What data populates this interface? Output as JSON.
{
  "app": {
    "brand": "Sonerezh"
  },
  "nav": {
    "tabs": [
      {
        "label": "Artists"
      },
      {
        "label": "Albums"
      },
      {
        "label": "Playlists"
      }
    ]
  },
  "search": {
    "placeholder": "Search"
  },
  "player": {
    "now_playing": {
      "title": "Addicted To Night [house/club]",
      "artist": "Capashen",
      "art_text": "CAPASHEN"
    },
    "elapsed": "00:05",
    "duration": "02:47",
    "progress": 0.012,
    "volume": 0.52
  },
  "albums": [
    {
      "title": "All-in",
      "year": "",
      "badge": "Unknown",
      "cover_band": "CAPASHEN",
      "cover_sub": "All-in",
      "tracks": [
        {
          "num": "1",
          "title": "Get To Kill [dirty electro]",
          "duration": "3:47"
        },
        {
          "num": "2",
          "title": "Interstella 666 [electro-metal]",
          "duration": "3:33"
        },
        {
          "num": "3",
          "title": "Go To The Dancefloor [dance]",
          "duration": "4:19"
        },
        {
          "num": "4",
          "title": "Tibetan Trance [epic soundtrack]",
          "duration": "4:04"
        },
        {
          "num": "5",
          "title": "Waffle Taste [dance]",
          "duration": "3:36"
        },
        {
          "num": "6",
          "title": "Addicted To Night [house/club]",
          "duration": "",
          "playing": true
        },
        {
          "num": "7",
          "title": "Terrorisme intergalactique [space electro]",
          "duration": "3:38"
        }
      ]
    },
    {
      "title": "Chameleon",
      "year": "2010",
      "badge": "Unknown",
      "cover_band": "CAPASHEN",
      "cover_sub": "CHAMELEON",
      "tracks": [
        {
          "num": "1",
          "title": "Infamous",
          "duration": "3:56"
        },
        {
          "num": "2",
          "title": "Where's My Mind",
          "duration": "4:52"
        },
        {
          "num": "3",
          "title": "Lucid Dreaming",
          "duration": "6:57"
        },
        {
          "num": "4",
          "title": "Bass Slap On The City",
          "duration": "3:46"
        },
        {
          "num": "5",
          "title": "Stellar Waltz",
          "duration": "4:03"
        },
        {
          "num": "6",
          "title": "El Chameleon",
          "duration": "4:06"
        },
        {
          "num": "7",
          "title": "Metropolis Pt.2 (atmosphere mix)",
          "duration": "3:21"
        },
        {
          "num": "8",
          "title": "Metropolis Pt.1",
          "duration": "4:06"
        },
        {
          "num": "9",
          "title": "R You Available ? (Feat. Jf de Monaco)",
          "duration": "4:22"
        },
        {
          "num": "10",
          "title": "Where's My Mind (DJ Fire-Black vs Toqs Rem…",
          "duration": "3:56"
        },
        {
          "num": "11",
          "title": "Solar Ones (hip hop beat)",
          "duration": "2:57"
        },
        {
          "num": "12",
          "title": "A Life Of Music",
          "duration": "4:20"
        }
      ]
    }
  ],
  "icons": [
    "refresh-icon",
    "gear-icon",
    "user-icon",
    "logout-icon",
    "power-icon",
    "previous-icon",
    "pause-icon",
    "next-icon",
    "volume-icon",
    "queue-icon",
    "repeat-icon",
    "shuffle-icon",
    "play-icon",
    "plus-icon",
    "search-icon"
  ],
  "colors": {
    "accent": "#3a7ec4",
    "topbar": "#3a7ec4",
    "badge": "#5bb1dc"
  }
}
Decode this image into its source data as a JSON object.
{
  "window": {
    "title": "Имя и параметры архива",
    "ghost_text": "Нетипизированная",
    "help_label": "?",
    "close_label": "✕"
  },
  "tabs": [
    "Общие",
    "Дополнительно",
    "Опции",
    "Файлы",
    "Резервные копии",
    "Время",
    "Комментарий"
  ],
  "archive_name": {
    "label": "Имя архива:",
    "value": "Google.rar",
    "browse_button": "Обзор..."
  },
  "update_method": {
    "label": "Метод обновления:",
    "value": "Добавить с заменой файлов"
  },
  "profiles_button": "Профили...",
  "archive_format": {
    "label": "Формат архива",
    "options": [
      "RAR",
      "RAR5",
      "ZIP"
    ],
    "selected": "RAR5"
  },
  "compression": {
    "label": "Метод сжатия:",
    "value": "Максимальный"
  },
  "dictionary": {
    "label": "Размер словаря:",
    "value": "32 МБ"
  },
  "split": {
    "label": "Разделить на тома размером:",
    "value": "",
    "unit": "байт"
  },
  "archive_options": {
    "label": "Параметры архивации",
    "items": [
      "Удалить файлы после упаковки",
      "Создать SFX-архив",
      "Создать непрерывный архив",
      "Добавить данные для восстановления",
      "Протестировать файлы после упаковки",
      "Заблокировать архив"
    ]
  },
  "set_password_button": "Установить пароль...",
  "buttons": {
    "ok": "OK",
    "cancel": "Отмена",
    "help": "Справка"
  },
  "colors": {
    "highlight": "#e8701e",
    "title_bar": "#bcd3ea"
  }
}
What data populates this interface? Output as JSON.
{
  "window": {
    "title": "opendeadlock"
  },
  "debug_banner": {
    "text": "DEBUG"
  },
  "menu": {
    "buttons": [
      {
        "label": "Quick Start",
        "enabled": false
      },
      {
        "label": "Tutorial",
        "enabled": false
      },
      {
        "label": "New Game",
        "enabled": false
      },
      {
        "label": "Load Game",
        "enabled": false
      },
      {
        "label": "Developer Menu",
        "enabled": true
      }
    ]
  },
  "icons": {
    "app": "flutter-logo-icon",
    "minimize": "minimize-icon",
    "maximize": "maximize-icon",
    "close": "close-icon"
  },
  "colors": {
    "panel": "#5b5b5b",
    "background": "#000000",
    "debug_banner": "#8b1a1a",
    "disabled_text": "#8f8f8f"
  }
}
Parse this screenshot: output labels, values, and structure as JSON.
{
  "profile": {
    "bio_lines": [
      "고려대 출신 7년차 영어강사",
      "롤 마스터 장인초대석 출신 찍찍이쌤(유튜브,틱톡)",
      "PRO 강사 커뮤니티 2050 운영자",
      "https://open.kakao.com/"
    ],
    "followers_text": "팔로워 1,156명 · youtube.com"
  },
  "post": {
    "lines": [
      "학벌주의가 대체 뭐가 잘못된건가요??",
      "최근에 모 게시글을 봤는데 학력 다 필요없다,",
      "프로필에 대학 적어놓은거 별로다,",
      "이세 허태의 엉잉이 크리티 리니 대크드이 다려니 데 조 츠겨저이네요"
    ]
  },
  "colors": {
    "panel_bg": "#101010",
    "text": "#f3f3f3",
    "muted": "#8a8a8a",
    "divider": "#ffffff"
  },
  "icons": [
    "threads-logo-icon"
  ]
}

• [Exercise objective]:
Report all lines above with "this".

• [Answer section]:
What data populates this interface? Output as JSON.
Decode this image into its source data as a JSON object.
What data populates this interface? Output as JSON.
Parse this screenshot: output labels, values, and structure as JSON.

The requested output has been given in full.